THE DATA:
************

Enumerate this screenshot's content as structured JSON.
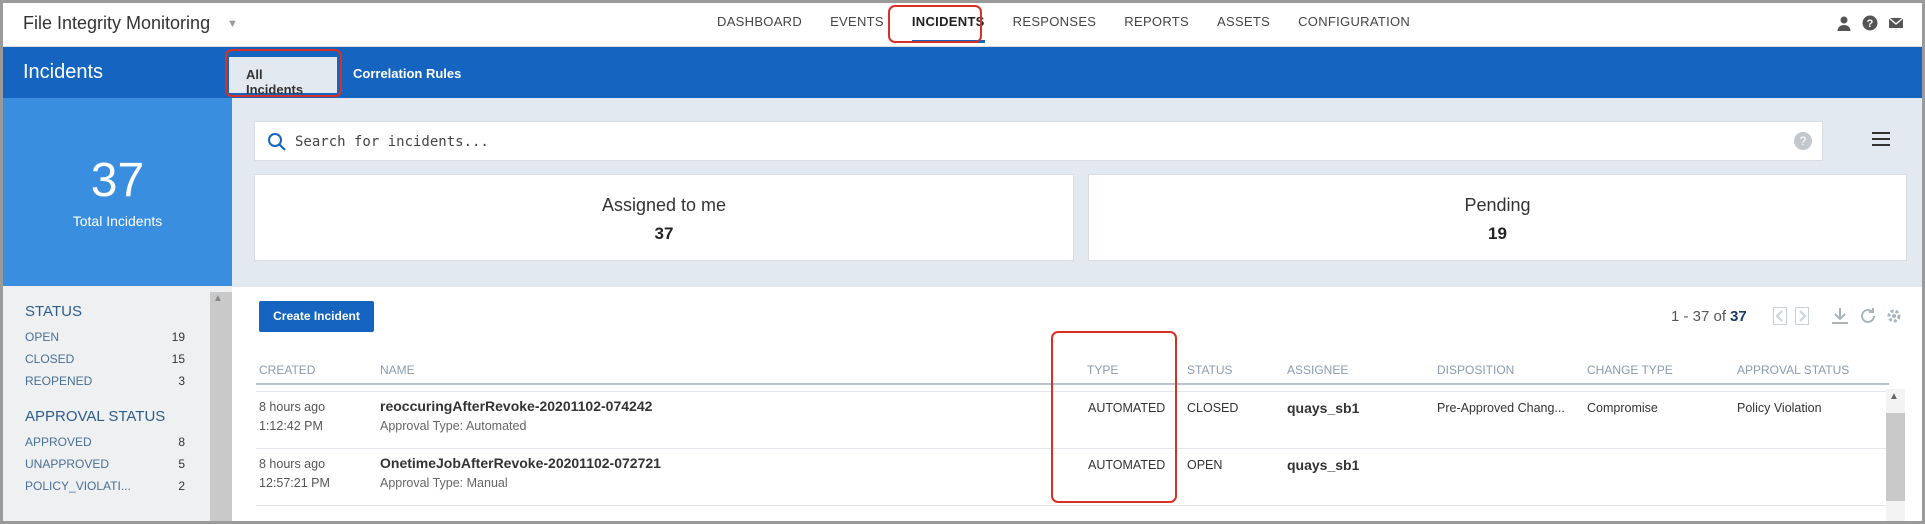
{
  "app": {
    "title": "File Integrity Monitoring"
  },
  "nav": {
    "items": [
      {
        "label": "DASHBOARD"
      },
      {
        "label": "EVENTS"
      },
      {
        "label": "INCIDENTS"
      },
      {
        "label": "RESPONSES"
      },
      {
        "label": "REPORTS"
      },
      {
        "label": "ASSETS"
      },
      {
        "label": "CONFIGURATION"
      }
    ],
    "active": "INCIDENTS"
  },
  "top_icons": [
    "user-icon",
    "help-icon",
    "mail-icon"
  ],
  "section": {
    "title": "Incidents"
  },
  "subtabs": [
    {
      "label": "All Incidents",
      "active": true
    },
    {
      "label": "Correlation Rules",
      "active": false
    }
  ],
  "summary": {
    "total": "37",
    "total_label": "Total Incidents"
  },
  "filters": {
    "status": {
      "title": "STATUS",
      "items": [
        {
          "label": "OPEN",
          "count": "19"
        },
        {
          "label": "CLOSED",
          "count": "15"
        },
        {
          "label": "REOPENED",
          "count": "3"
        }
      ]
    },
    "approval": {
      "title": "APPROVAL STATUS",
      "items": [
        {
          "label": "APPROVED",
          "count": "8"
        },
        {
          "label": "UNAPPROVED",
          "count": "5"
        },
        {
          "label": "POLICY_VIOLATI...",
          "count": "2"
        }
      ]
    }
  },
  "search": {
    "placeholder": "Search for incidents..."
  },
  "cards": [
    {
      "title": "Assigned to me",
      "value": "37"
    },
    {
      "title": "Pending",
      "value": "19"
    }
  ],
  "toolbar": {
    "create_label": "Create Incident"
  },
  "pager": {
    "range": "1 - 37 of",
    "total": "37"
  },
  "table": {
    "columns": [
      "CREATED",
      "NAME",
      "TYPE",
      "STATUS",
      "ASSIGNEE",
      "DISPOSITION",
      "CHANGE TYPE",
      "APPROVAL STATUS"
    ],
    "rows": [
      {
        "created_rel": "8 hours ago",
        "created_time": "1:12:42 PM",
        "name": "reoccuringAfterRevoke-20201102-074242",
        "approval_type": "Approval Type: Automated",
        "type": "AUTOMATED",
        "status": "CLOSED",
        "assignee": "quays_sb1",
        "disposition": "Pre-Approved Chang...",
        "change_type": "Compromise",
        "approval_status": "Policy Violation"
      },
      {
        "created_rel": "8 hours ago",
        "created_time": "12:57:21 PM",
        "name": "OnetimeJobAfterRevoke-20201102-072721",
        "approval_type": "Approval Type: Manual",
        "type": "AUTOMATED",
        "status": "OPEN",
        "assignee": "quays_sb1",
        "disposition": "",
        "change_type": "",
        "approval_status": ""
      }
    ]
  },
  "colors": {
    "brand_blue": "#1565c0",
    "highlight_red": "#d93025",
    "summary_blue": "#3a8ee0"
  }
}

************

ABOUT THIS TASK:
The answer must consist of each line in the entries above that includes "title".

ANSWER:
    "title": "File Integrity Monitoring"
    "title": "Incidents"
      "title": "STATUS",
      "title": "APPROVAL STATUS",
      "title": "Assigned to me",
      "title": "Pending",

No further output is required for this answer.